In 1992, Australian Prime Minister, Paul Keating, met the Queen of England. But things went terribly wrong for him when he violated royal etiquette and touched Queen Elizabeth. The British Press had a field day, roasting the Prime Minister for his gaffe, and conferring on him the title: “The Lizard of Oz.”
Several years afterward, Pat and I had the privilege of stopping over in London on the way to Nairobi, Kenya, to teach in a Bible School. One day we went to see Buckingham Palace, one of the residences of Queen Elizabeth. We peered through the wrought-iron fence surrounding it and watched the pageantry of the changing of the Palace Guard. But the queen must not have known we were in town, because she did not invite us for tea.
Looking back, it is a good thing the queen was busy with other things that day, because we had no idea of the protocol for meeting royalty. If we had met her, we probably would have made “The Lizard of Oz” look good.
The official protocol for approaching royalty includes things like: 1) Not initiating a handshake or touching the queen; 2) Bowing your head or doing a curtsy when introduced; 3) Only addressing her as “Her Imperial Majesty, the Queen,” not Liz or Lizzy; 4) Not laughing or making jokes in her presence; 5) Always making eye contact with her when she speaks; And, 6) Never slouching or crossing your arms in her presence.
I doubt that any of us will ever have an audience with royalty—But that is fine, because, through Jesus, we can have an audience with the King of all kings. God is the King over every earthly leader or royal throne.
One of the greatest earthly kings, Nebuchadnezzar, King of Babylon (605-562 BC), said, “I blessed the Most High and praised and honored Him who lives forever; For His dominion is an everlasting dominion, and His kingdom endures from generation to generation. All the inhabitants of the earth are accounted as nothing, but He does according to His will in the host of heaven and among the inhabitants of earth; and no one can ward off His hand or say to Him, ‘What have You done?’” (Daniel 4:34, 35). He concluded: “Now I, Nebuchadnezzar, praise, exalt and honor the King of heaven, for all His works are true and His ways just, and He is able to humble those who walk in pride” (verse 37).
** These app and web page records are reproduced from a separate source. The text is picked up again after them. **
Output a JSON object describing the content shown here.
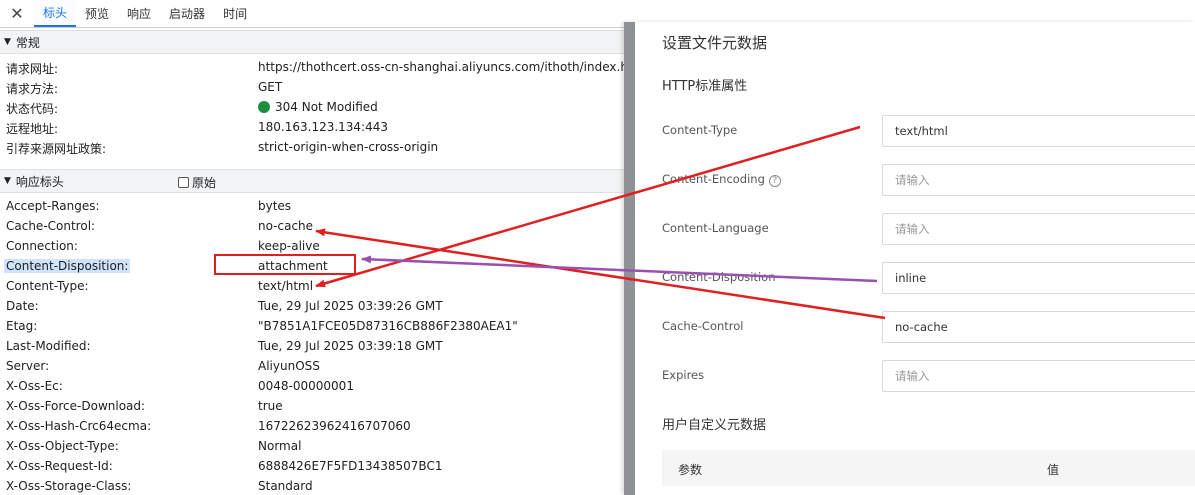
{
  "tabs": {
    "close_icon": "close-icon",
    "items": [
      "标头",
      "预览",
      "响应",
      "启动器",
      "时间"
    ],
    "active": "标头"
  },
  "general": {
    "title": "常规",
    "rows": [
      {
        "k": "请求网址:",
        "v": "https://thothcert.oss-cn-shanghai.aliyuncs.com/ithoth/index.htm"
      },
      {
        "k": "请求方法:",
        "v": "GET"
      },
      {
        "k": "状态代码:",
        "v": "304 Not Modified"
      },
      {
        "k": "远程地址:",
        "v": "180.163.123.134:443"
      },
      {
        "k": "引荐来源网址政策:",
        "v": "strict-origin-when-cross-origin"
      }
    ]
  },
  "response_headers": {
    "title": "响应标头",
    "raw_label": "原始",
    "rows": [
      {
        "k": "Accept-Ranges:",
        "v": "bytes"
      },
      {
        "k": "Cache-Control:",
        "v": "no-cache"
      },
      {
        "k": "Connection:",
        "v": "keep-alive"
      },
      {
        "k": "Content-Disposition:",
        "v": "attachment"
      },
      {
        "k": "Content-Type:",
        "v": "text/html"
      },
      {
        "k": "Date:",
        "v": "Tue, 29 Jul 2025 03:39:26 GMT"
      },
      {
        "k": "Etag:",
        "v": "\"B7851A1FCE05D87316CB886F2380AEA1\""
      },
      {
        "k": "Last-Modified:",
        "v": "Tue, 29 Jul 2025 03:39:18 GMT"
      },
      {
        "k": "Server:",
        "v": "AliyunOSS"
      },
      {
        "k": "X-Oss-Ec:",
        "v": "0048-00000001"
      },
      {
        "k": "X-Oss-Force-Download:",
        "v": "true"
      },
      {
        "k": "X-Oss-Hash-Crc64ecma:",
        "v": "16722623962416707060"
      },
      {
        "k": "X-Oss-Object-Type:",
        "v": "Normal"
      },
      {
        "k": "X-Oss-Request-Id:",
        "v": "6888426E7F5FD13438507BC1"
      },
      {
        "k": "X-Oss-Storage-Class:",
        "v": "Standard"
      }
    ]
  },
  "panel": {
    "title": "设置文件元数据",
    "subtitle": "HTTP标准属性",
    "fields": [
      {
        "label": "Content-Type",
        "value": "text/html",
        "placeholder": ""
      },
      {
        "label": "Content-Encoding",
        "value": "",
        "placeholder": "请输入",
        "help_icon": "question-circle-icon"
      },
      {
        "label": "Content-Language",
        "value": "",
        "placeholder": "请输入"
      },
      {
        "label": "Content-Disposition",
        "value": "inline",
        "placeholder": ""
      },
      {
        "label": "Cache-Control",
        "value": "no-cache",
        "placeholder": ""
      },
      {
        "label": "Expires",
        "value": "",
        "placeholder": "请输入"
      }
    ],
    "custom_title": "用户自定义元数据",
    "table_cols": [
      "参数",
      "值"
    ]
  },
  "colors": {
    "arrow_red": "#e02020",
    "arrow_purple": "#9b4fb0",
    "accent": "#1a73e8"
  }
}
So, how would you approach such a great king? One answer is found in Hebrews 10:19, 20: “We have confidence to enter the holy place by the blood of Jesus, by a new and living way which He inaugurated for us through the veil, that is, His flesh.” The primary protocol—the etiquette for an audience with the King—is the blood of Jesus!
What do we need to enter the presence of the King?
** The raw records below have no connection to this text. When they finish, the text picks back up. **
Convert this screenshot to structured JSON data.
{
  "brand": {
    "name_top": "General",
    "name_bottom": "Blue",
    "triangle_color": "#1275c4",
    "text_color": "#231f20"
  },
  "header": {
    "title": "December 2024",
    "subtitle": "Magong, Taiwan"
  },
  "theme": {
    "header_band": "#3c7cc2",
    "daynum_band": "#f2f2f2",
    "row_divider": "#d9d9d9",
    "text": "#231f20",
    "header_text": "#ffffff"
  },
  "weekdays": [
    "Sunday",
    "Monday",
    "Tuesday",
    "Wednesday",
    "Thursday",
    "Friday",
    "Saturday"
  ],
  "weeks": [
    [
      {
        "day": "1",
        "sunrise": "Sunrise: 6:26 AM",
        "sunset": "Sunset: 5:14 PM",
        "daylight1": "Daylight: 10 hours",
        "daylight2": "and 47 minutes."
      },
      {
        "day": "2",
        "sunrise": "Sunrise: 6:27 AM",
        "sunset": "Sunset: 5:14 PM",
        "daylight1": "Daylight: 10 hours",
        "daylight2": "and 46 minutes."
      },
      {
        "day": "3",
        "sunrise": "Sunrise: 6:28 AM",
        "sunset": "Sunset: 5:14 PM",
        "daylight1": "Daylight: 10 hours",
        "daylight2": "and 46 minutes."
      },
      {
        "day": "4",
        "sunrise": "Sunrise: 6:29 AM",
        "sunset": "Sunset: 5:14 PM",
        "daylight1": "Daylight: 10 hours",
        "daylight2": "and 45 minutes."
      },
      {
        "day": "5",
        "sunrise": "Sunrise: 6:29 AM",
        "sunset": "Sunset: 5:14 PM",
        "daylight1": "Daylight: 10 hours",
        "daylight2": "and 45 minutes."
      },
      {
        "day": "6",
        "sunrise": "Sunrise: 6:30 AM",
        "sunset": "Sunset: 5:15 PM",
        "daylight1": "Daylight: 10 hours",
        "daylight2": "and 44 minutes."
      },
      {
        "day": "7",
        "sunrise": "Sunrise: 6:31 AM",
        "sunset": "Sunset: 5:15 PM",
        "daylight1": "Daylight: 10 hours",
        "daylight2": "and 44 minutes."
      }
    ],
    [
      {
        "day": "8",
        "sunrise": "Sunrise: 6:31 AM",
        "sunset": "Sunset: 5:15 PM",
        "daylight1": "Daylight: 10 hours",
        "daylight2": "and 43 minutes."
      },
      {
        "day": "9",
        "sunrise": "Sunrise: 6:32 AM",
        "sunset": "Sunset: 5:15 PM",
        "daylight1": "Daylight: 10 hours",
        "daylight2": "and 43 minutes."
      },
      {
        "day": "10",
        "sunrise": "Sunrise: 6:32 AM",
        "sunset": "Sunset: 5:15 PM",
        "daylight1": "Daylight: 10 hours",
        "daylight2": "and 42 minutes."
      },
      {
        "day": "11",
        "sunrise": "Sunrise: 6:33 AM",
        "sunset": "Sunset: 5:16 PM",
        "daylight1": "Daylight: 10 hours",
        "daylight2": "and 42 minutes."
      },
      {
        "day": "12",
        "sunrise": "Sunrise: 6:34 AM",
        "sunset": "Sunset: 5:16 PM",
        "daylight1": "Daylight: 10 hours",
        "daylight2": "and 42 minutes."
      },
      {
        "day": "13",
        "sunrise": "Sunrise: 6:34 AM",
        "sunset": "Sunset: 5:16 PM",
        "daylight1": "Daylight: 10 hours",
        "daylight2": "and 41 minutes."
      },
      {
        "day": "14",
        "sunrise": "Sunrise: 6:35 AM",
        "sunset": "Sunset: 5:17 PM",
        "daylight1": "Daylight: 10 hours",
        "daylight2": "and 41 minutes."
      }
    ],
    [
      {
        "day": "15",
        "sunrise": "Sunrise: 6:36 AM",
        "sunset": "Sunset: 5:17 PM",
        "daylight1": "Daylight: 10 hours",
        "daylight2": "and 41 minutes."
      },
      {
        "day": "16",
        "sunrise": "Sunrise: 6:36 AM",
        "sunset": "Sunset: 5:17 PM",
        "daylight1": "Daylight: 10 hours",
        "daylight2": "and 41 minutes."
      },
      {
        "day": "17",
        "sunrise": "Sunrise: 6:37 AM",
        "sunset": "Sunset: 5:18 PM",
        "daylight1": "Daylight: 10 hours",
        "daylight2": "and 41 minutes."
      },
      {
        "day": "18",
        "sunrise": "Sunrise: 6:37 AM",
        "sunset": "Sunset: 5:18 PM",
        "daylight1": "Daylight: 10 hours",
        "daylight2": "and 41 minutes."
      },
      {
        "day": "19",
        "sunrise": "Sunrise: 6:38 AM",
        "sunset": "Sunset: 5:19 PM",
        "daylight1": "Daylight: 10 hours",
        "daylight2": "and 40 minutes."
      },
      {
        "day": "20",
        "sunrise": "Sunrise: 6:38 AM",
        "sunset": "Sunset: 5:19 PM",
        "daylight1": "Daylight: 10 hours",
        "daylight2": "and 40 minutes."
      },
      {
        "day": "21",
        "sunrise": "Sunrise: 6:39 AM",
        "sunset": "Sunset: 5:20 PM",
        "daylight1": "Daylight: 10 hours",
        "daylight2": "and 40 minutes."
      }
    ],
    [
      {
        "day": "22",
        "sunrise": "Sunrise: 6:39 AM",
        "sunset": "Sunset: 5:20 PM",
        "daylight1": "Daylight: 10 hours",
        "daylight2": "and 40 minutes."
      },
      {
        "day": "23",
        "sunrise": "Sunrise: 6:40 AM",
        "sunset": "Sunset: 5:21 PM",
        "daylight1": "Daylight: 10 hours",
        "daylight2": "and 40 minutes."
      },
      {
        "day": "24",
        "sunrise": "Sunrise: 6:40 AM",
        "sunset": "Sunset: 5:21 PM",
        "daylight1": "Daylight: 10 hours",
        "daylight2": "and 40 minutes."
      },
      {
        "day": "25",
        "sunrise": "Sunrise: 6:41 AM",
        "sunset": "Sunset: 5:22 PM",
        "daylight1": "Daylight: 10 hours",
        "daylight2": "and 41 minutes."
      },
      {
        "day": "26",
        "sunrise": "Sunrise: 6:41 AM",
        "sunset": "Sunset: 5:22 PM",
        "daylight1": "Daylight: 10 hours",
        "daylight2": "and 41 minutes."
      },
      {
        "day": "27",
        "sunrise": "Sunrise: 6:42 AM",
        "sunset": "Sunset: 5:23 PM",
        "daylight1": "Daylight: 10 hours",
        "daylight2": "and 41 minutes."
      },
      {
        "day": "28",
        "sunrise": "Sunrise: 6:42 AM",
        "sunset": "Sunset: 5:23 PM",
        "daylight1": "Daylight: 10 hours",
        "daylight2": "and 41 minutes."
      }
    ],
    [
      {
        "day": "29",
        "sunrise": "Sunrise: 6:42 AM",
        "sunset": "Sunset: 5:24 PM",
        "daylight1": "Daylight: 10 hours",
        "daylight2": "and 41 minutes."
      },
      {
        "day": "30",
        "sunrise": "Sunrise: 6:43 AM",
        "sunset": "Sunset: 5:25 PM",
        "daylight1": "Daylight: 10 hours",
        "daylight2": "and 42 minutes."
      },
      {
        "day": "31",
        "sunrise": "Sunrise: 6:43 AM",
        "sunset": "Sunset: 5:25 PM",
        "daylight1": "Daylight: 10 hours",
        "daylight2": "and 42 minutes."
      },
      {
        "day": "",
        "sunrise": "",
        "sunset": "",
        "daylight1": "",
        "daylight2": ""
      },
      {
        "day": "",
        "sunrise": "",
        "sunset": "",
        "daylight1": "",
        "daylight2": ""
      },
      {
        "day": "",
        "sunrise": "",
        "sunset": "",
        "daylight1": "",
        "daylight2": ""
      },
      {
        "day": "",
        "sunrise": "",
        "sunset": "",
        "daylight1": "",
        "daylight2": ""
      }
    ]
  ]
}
FIRST: We need CONFIDENCE—“We have confidence to enter the holy place by the blood of Jesus” (Hebrews 10:19). This “holy place” speaks of the very presence of God. It pictures the Holy of Holies that was behind the veil that separated it from the Holy Place in the Tabernacle and Temple. This was where God dwelt and met Aaron and later High Priests on the Day of Atonement. Access to this Holy Place was restricted to the High Priest on one day per year.
In the presence of a great King, you would think confidence would be scarce. But standing on the blood of Jesus, you realize you are there by His worth, through His sacrifice, by His grace—So you can have boldness because of His merit, not your own.
SECOND: We need ACCESS—“By a new and living way which He inaugurated for us through the veil, that is, His flesh” (verse 20). The believer’s access to God is available by a “new and living way.” We now come to God, not through the old way of dead sacrifices, but through the new way of a living Savior. Jesus initiated for believers a new way to God. That new way was through “the veil, that is, His flesh.”
Mark recorded: “Jesus uttered a loud cry and breathed His last. And the veil of the Temple was torn in two from the top to the bottom” (Mark 15:37, 38). When he gave his flesh as a sacrifice, the veil in the Temple, that symbolically barred access to God, was torn completely in two, allowing entrance to the Holy of Holies—God’s presence.
THIRD: We need A MEDIATOR—“And since we have a great priest over the house of God, let us draw near” (verses 21, 22a). We can come into God’s presence because we have a mediator to intercede for us. John wrote, “If anyone sins, we have an advocate with the Father, Jesus Christ the Righteous; And He Himself is the propitiation for our sins; and not for ours only, but also for those of the whole world” (1 John 2:1, 2).
When we approach the King, we need someone who can mediate for us in His presence. That is what Jesus does, “For there is one God, and one Mediator also between God and men, the man Christ Jesus” (1 Timothy 2:5).
I hope you will seek an audience with the King of kings, and not wait until you are summoned to His presence. Jesus paid the penalty for all your sins and provides access so you can come boldly into the presence of the King, as He also intercedes for your failures. “He is able also to save forever those who draw near to God through Him, since He always lives to make intercession for them” (Hebrews 7:25). He—the very King of the universe—invites you to come to Him through faith in His Son.